Because my Dad told me so.

2692_1099591739726_8076955_nEvery time I find myself in a dilemma I always hear my Dad’s words surfacing from the far reaches of my memory; as far back as I can remember and still, to this, day, he’s been there to offer me real advice–never one for dramatics–just straight to the point, from his own life experiences, and from his heart.  I swear by his advice.  He’s never led me astray.  He’s the best man I know and the most loving father.

I jotted a few down that really stuck with me, all simple yet earnest:

1.  Be your own person and think for yourself

2.  Never take the easy way out.  You learn nothing from “easy” fixes. 

3.  Be considerate of other people; your personal choices should never affect people in a negative way.

4.  Travel.  See the world;  that’s when you learn the most about yourself.

5.  Never depend on a man; have your own money, have your own things. 

6.  When you find good people, hold on to them. 

7.  Fix it or shut up.

8.  Don’t lie.

9.  It’s OK to make mistakes, learn from them and do your best to not repeat them. 

10.  You can do whatever you want as long as you put your mind to it. 


I’m on a plane. What else is there to do but think.
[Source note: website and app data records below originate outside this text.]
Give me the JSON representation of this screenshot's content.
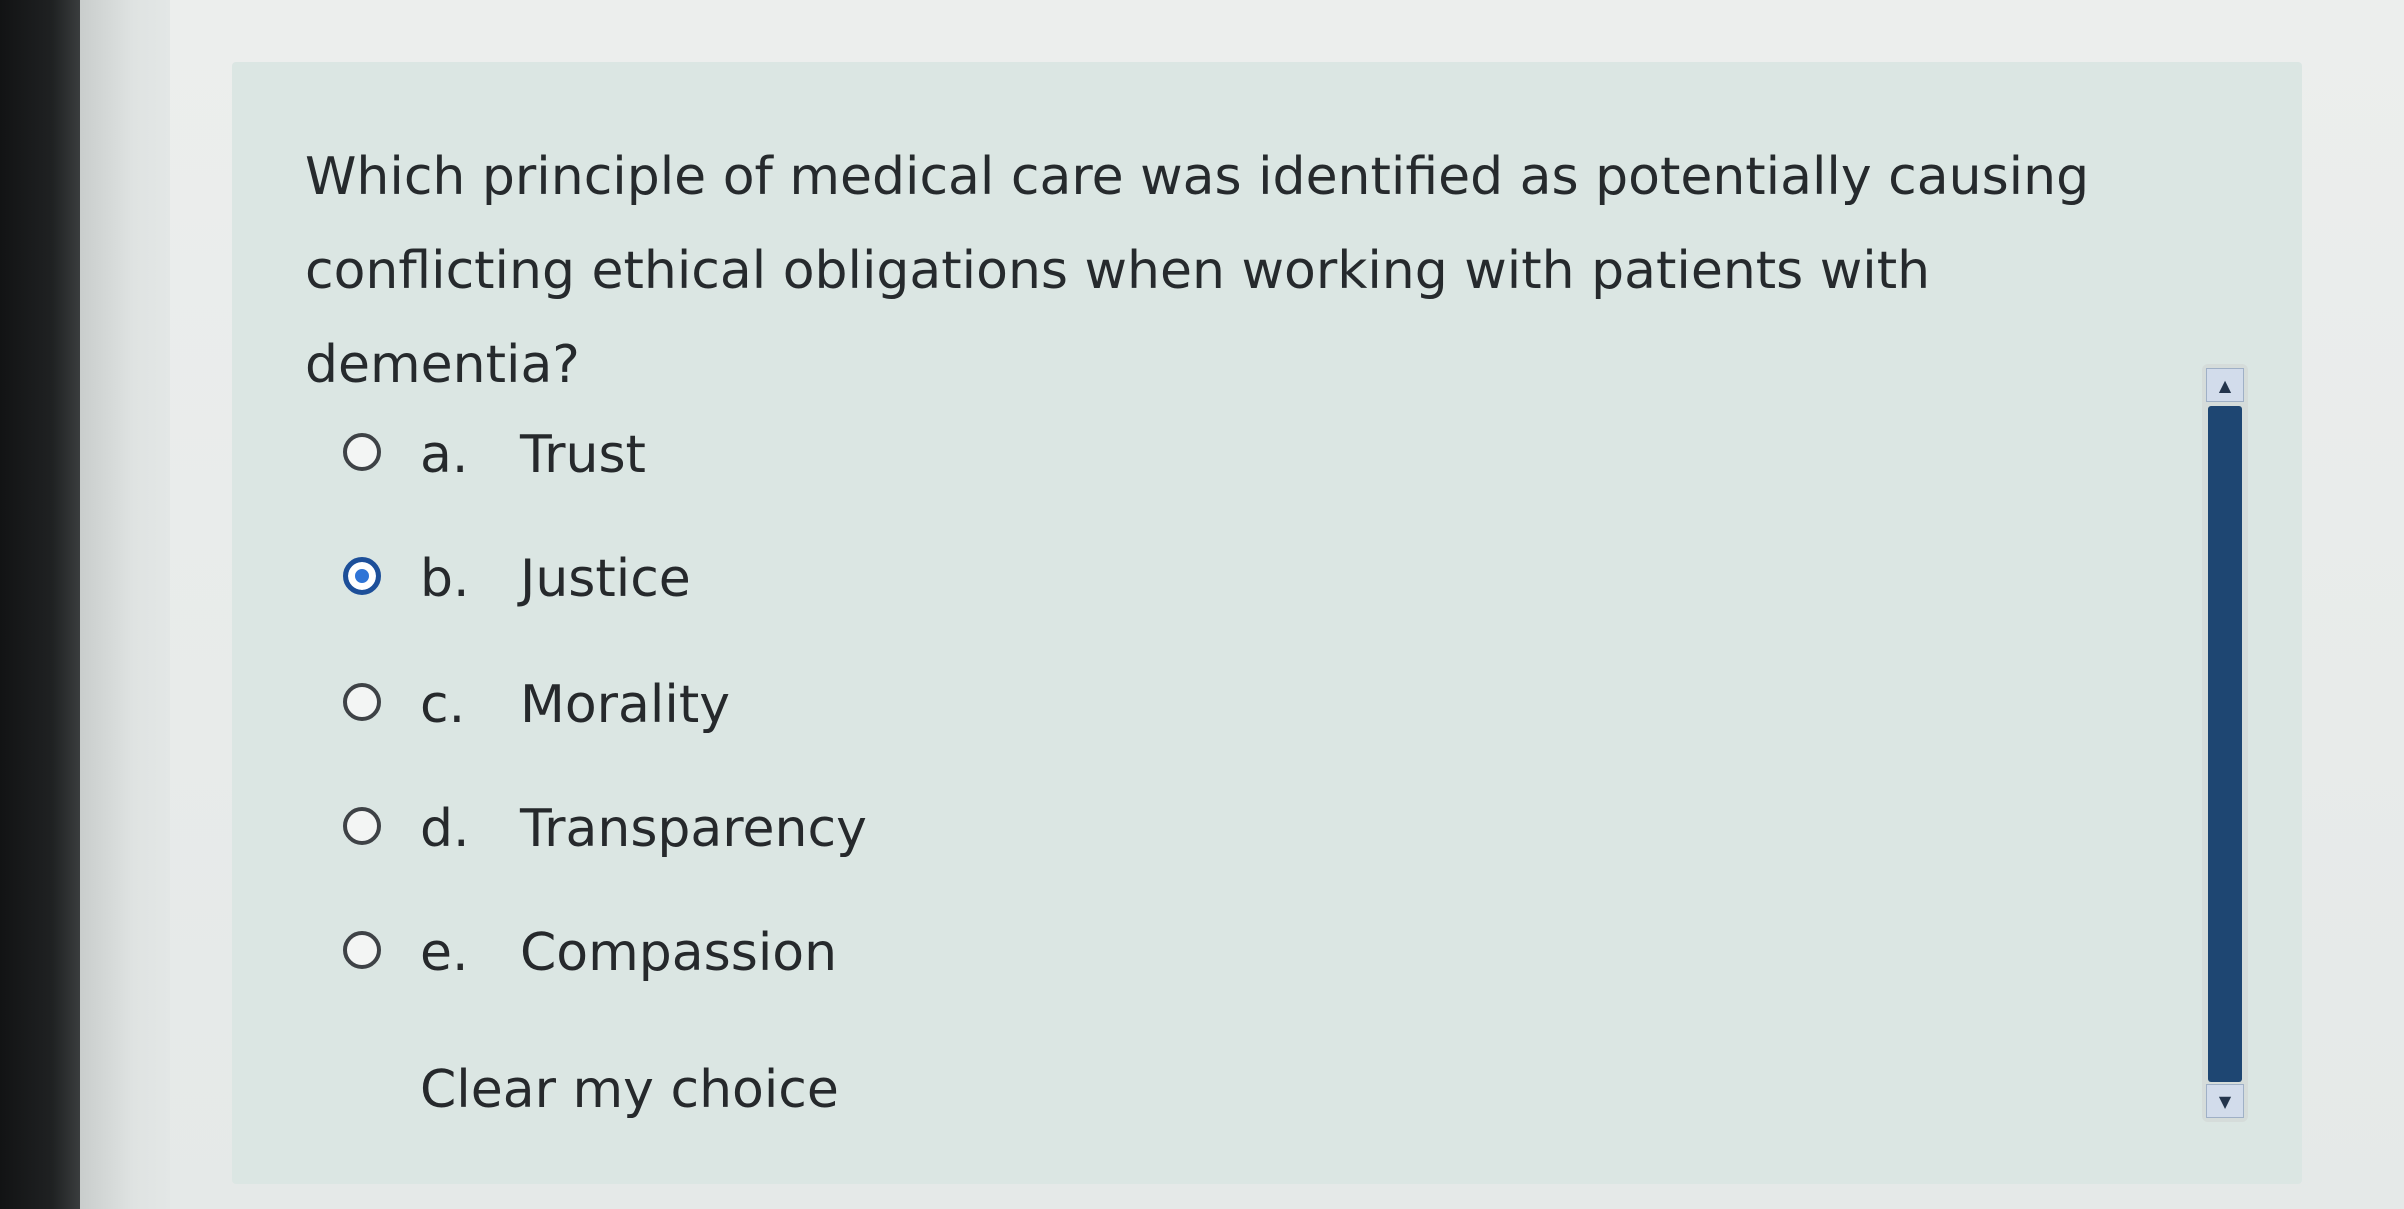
{
  "question": {
    "text": "Which principle of medical care was identified as potentially causing conflicting ethical obligations when working with patients with dementia?"
  },
  "answers": [
    {
      "letter": "a.",
      "label": "Trust",
      "selected": false
    },
    {
      "letter": "b.",
      "label": "Justice",
      "selected": true
    },
    {
      "letter": "c.",
      "label": "Morality",
      "selected": false
    },
    {
      "letter": "d.",
      "label": "Transparency",
      "selected": false
    },
    {
      "letter": "e.",
      "label": "Compassion",
      "selected": false
    }
  ],
  "clear_choice_label": "Clear my choice",
  "scrollbar": {
    "up_icon": "triangle-up-icon",
    "down_icon": "triangle-down-icon"
  },
  "colors": {
    "panel_background": "#dbe6e3",
    "selected_radio": "#2f74d6",
    "scroll_thumb": "#1e4672"
  }
}
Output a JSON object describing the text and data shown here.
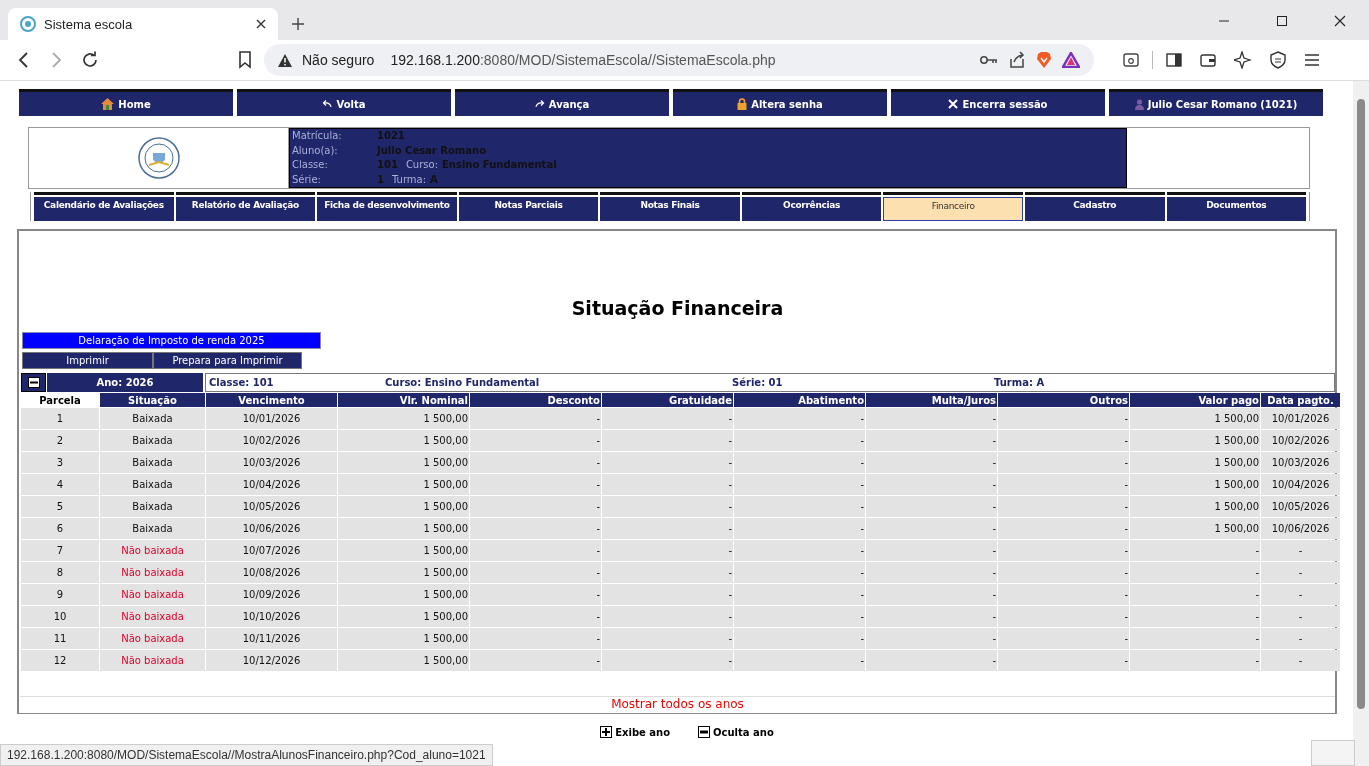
{
  "browser": {
    "tab_title": "Sistema escola",
    "security": "Não seguro",
    "url_host": "192.168.1.200",
    "url_path": ":8080/MOD/SistemaEscola//SistemaEscola.php",
    "status_url": "192.168.1.200:8080/MOD/SistemaEscola//MostraAlunosFinanceiro.php?Cod_aluno=1021"
  },
  "top_nav": [
    {
      "kind": "home",
      "label": "Home"
    },
    {
      "kind": "back",
      "label": "Volta"
    },
    {
      "kind": "forward",
      "label": "Avança"
    },
    {
      "kind": "lock",
      "label": "Altera senha"
    },
    {
      "kind": "close",
      "label": "Encerra sessão"
    },
    {
      "kind": "user",
      "label": "Julio Cesar Romano (1021)"
    }
  ],
  "student": [
    {
      "label": "Matrícula:",
      "value": "1021"
    },
    {
      "label": "Aluno(a):",
      "value": "Julio Cesar Romano"
    },
    {
      "label": "Classe:",
      "value": "101",
      "extra_label": "Curso:",
      "extra_value": "Ensino Fundamental"
    },
    {
      "label": "Série:",
      "value": "1",
      "extra_label": "Turma:",
      "extra_value": "A"
    }
  ],
  "tabs": [
    {
      "label": "Calendário de Avaliações",
      "selected": false
    },
    {
      "label": "Relatório de Avaliação",
      "selected": false
    },
    {
      "label": "Ficha de desenvolvimento",
      "selected": false
    },
    {
      "label": "Notas Parciais",
      "selected": false
    },
    {
      "label": "Notas Finais",
      "selected": false
    },
    {
      "label": "Ocorrências",
      "selected": false
    },
    {
      "label": "Financeiro",
      "selected": true
    },
    {
      "label": "Cadastro",
      "selected": false
    },
    {
      "label": "Documentos",
      "selected": false
    }
  ],
  "title": "Situação Financeira",
  "tax_button": "Delaração de Imposto de renda 2025",
  "print_buttons": [
    "Imprimir",
    "Prepara para Imprimir"
  ],
  "year": {
    "expanded": true,
    "label": "Ano: 2026",
    "classe": "Classe: 101",
    "curso": "Curso: Ensino Fundamental",
    "serie": "Série: 01",
    "turma": "Turma: A"
  },
  "table": {
    "columns": [
      "Parcela",
      "Situação",
      "Vencimento",
      "Vlr. Nominal",
      "Desconto",
      "Gratuidade",
      "Abatimento",
      "Multa/Juros",
      "Outros",
      "Valor pago",
      "Data pagto."
    ],
    "rows": [
      {
        "paid": true,
        "cells": [
          "1",
          "Baixada",
          "10/01/2026",
          "1 500,00",
          "-",
          "-",
          "-",
          "-",
          "-",
          "1 500,00",
          "10/01/2026"
        ]
      },
      {
        "paid": true,
        "cells": [
          "2",
          "Baixada",
          "10/02/2026",
          "1 500,00",
          "-",
          "-",
          "-",
          "-",
          "-",
          "1 500,00",
          "10/02/2026"
        ]
      },
      {
        "paid": true,
        "cells": [
          "3",
          "Baixada",
          "10/03/2026",
          "1 500,00",
          "-",
          "-",
          "-",
          "-",
          "-",
          "1 500,00",
          "10/03/2026"
        ]
      },
      {
        "paid": true,
        "cells": [
          "4",
          "Baixada",
          "10/04/2026",
          "1 500,00",
          "-",
          "-",
          "-",
          "-",
          "-",
          "1 500,00",
          "10/04/2026"
        ]
      },
      {
        "paid": true,
        "cells": [
          "5",
          "Baixada",
          "10/05/2026",
          "1 500,00",
          "-",
          "-",
          "-",
          "-",
          "-",
          "1 500,00",
          "10/05/2026"
        ]
      },
      {
        "paid": true,
        "cells": [
          "6",
          "Baixada",
          "10/06/2026",
          "1 500,00",
          "-",
          "-",
          "-",
          "-",
          "-",
          "1 500,00",
          "10/06/2026"
        ]
      },
      {
        "paid": false,
        "cells": [
          "7",
          "Não baixada",
          "10/07/2026",
          "1 500,00",
          "-",
          "-",
          "-",
          "-",
          "-",
          "-",
          "-"
        ]
      },
      {
        "paid": false,
        "cells": [
          "8",
          "Não baixada",
          "10/08/2026",
          "1 500,00",
          "-",
          "-",
          "-",
          "-",
          "-",
          "-",
          "-"
        ]
      },
      {
        "paid": false,
        "cells": [
          "9",
          "Não baixada",
          "10/09/2026",
          "1 500,00",
          "-",
          "-",
          "-",
          "-",
          "-",
          "-",
          "-"
        ]
      },
      {
        "paid": false,
        "cells": [
          "10",
          "Não baixada",
          "10/10/2026",
          "1 500,00",
          "-",
          "-",
          "-",
          "-",
          "-",
          "-",
          "-"
        ]
      },
      {
        "paid": false,
        "cells": [
          "11",
          "Não baixada",
          "10/11/2026",
          "1 500,00",
          "-",
          "-",
          "-",
          "-",
          "-",
          "-",
          "-"
        ]
      },
      {
        "paid": false,
        "cells": [
          "12",
          "Não baixada",
          "10/12/2026",
          "1 500,00",
          "-",
          "-",
          "-",
          "-",
          "-",
          "-",
          "-"
        ]
      }
    ]
  },
  "show_all_years": "Mostrar todos os anos",
  "legend": [
    {
      "kind": "expand",
      "label": "Exibe ano"
    },
    {
      "kind": "collapse",
      "label": "Oculta ano"
    }
  ]
}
“Does anyone ever stay in one place anymore?” Someone once asked me that.  I hadn’t given it much thought until just now as I’m strapped inside of a plane.  Upstate New York, West Pennsylvania, Lake Eerie, Flint, Michigan, then our final destination, Chicago.  Does a pilot even think of these cities as actual places anymore?  Homes to thousand of people who might be wondering what it’s like in the outside world of their small town.  Maybe not; the cities are just markers in time.  Pittsburg equals two hours until final destination, Flint equals thirty minutes until descent.  I wonder if i’ll be happy like we’re all supposed to be.  I sometimes think of what life will look like a decade from now.  I realize that a Redwood tree would would bend over backwards in laughter over my petty queries.  A canyon that’s miles wide would say “come back when you’ve been around 500 years and ask that question.” Every year might seem different, I might feel older, more mature, but then I circle back around and find myself unsure again, reaching for something that I don’t quite know how to bring to fruition.  I’m 18 years old again.  I somehow wake up in a new city thirsty for some sort of knowledge to make me wiser, if only just to fuel another singular thrust forward, until I decide this is too much, too fast, and I try to disappear again, take a break from my own reflection.  To know that we exist for only a moment, a breath, a blink in time, I almost hate to waste a millisecond of it making plans for a life that will one day become dirt.  Nothing is permanent so why should a home be.  Today my front door is in Chicago, the Middle of America, always somewhere in the middle.  Fitting.  Where will my best friends be?  How long will we survive?  A social worker, a writer, a teacher, potter, painter, lawyer, a fighter, a mother, an addict, a drifter.  Just filling in a small span of time, only to make that void seem a little smaller until it almost closes in on itself, but never quite completely filled.  And again, I have to reach for the arm rests just to get a grip again.  Too much, too fast.